This post addresses three topics from my interviews this month with the American Fork City Council: short-term concerns about the overabundance of water, long-term concerns about having enough water for current needs and to sustain growth, and the effort to bring fiber optic connectivity to the entire city, including homes and businesses the major telecom providers have declined to serve.
(Insert your own joke about [water-]soluble dietary fiber here. We’re not talking about that kind of fiber.)
Water, Water Everywhere!
I asked each member of the council what’s going on in the city just now, and they all mentioned water. The water is hard to miss, to be sure, especially if you’ve wandered down toward the harbor lately.
I last posted about American Fork City’s proposed citywide fiber optic utility about three weeks ago. At the time I had some unresolved, long-standing concerns (though I have favored the proposal since before it went public).
Since then, I’ve read some documents, including the City’s service agreement with LightHub Fiber, an interlocal agency through which the utility may be created. (Trust me, no one will want the movie rights to that document.) And I’ve spoken at length with City Administrator David Bunker.
I have new information on a couple of points, which changes my view of one part of the question. I’m also ready to close the loop on those unresolved concerns.
The American Fork City Council continues to weigh the proposal to create a new utility to extend fiber optic connectivity to every residence and business in American Fork. I’ve spoken with members of the city council and others about it in the last couple of week, some briefly and some at greater length. Without presuming to speak in detail for any of them, I thought I might offer a more general update.
In the early weeks of 2019 the Utah Telecommunications Open Infrastructure Agency (UTOPIA) approached American Fork City officials with an invitation for American Fork to join UTOPIA. The City weighed the offer and declined — but that set some other things in motion.
City leaders began to assemble legal, financial, and technical experts with experience in similar projects around the United States and beyond. Essentially their question was, Is there something better we could do to position American Fork for the future?
This is the third of my planned blog posts about a proposal the American Fork City Council is studying to extend fiber optic connectivity to every residence and business in American Fork as a utility. It’s not on the November ballot, but incumbent candidates will cast key votes as city council members.
The first post gave a quick overview and also mentioned my service on an ad hoc mayoral task force, which examined the proposal deeply from several angles and reported recommendations and concerns to the American Fork City Council. The second post listed several key benefits we can anticipate, if we build the system.
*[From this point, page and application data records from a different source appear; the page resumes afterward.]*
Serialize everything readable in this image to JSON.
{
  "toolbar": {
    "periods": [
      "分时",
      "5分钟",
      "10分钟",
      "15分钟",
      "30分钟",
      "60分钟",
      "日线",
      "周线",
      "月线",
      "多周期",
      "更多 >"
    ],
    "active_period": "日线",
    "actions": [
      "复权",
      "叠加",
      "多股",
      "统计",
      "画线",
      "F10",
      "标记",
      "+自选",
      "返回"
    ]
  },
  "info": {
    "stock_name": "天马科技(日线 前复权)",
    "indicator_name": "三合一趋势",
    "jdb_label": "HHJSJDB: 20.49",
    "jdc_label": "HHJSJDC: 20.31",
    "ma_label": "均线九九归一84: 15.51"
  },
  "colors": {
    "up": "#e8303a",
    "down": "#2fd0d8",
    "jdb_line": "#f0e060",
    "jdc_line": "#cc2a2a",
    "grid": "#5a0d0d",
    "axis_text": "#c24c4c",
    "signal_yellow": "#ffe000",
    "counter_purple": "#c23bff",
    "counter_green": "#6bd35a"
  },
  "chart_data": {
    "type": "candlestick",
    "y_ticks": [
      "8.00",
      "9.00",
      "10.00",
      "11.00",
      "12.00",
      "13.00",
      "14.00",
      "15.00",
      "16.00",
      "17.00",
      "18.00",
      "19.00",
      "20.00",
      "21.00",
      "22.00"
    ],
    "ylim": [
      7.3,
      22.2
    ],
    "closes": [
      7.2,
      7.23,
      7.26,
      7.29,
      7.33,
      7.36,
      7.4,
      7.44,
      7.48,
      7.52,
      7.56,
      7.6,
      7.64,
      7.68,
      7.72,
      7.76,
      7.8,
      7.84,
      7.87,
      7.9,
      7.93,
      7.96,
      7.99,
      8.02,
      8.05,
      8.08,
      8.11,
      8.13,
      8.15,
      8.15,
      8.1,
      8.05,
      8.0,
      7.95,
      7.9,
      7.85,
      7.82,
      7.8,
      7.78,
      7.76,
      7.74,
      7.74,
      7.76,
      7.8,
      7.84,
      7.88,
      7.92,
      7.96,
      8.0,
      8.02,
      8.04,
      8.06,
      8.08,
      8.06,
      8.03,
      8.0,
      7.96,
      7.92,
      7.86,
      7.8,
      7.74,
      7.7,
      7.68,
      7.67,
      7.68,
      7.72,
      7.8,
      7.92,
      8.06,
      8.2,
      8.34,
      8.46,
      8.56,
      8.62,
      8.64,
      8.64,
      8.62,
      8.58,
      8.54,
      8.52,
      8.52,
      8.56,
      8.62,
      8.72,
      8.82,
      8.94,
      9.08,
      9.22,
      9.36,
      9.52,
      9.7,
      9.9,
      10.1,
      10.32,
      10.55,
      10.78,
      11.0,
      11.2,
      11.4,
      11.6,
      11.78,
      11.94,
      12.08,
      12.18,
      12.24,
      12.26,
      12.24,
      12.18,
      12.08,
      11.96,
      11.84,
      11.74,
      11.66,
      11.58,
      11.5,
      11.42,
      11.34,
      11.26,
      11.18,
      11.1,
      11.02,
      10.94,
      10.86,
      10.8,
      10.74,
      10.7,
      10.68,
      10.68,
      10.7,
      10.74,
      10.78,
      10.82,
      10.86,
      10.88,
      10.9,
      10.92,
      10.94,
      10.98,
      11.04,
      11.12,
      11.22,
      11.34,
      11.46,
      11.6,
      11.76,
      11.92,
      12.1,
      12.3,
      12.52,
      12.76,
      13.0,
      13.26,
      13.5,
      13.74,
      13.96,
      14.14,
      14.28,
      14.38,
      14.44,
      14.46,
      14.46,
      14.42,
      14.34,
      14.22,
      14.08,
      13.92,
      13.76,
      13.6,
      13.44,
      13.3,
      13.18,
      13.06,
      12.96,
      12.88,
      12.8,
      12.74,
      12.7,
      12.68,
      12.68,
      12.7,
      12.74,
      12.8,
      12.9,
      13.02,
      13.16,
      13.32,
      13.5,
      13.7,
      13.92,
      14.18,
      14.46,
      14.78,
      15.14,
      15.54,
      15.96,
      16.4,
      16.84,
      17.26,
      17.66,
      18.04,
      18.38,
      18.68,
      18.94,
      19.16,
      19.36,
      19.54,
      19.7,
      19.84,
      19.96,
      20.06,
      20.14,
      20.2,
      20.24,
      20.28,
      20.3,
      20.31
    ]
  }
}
We all come to matters of local, state, and national government from different perspectives. While I favor the proposal and believe the City can execute well enough in this case, it’s possible for intelligent, well-meaning people (among others) to disagree.
I’ve been collecting reasons people have cited for opposing the project. Here I’ll list that collection, add a few more I haven’t heard yet but probably will, and tell you briefly what I think of each. Some are better than others.
This is the second of several planned blog posts about a proposal the American Fork City Council is considering to extend fiber optic connectivity to every residence and business in American Fork as a utility. You can find a more detailed description of the proposal itself in the previous post, where I also explain my head start in knowing about the proposal.
Before we go further, I should interrupt for an apology. I hoped to post this before I left for Lake Tahoe (hence the photo) for a week at the end of July. Now it’s not even August any more, and I’m finally posting it. Sorry about that.
This post explores the expected benefits to residents, businesses, and the City itself, if we build the fiber system. This is one important angle from which to view the proposal. Another will follow in the next post: good and bad reasons for opposing it.
Today American Fork City Council candidate Austin Duke withdrew his name from the November general election ballot, citing "unforeseen personal and family considerations" and endorsing Clark Taylor, Ernie John, and Tim Holley.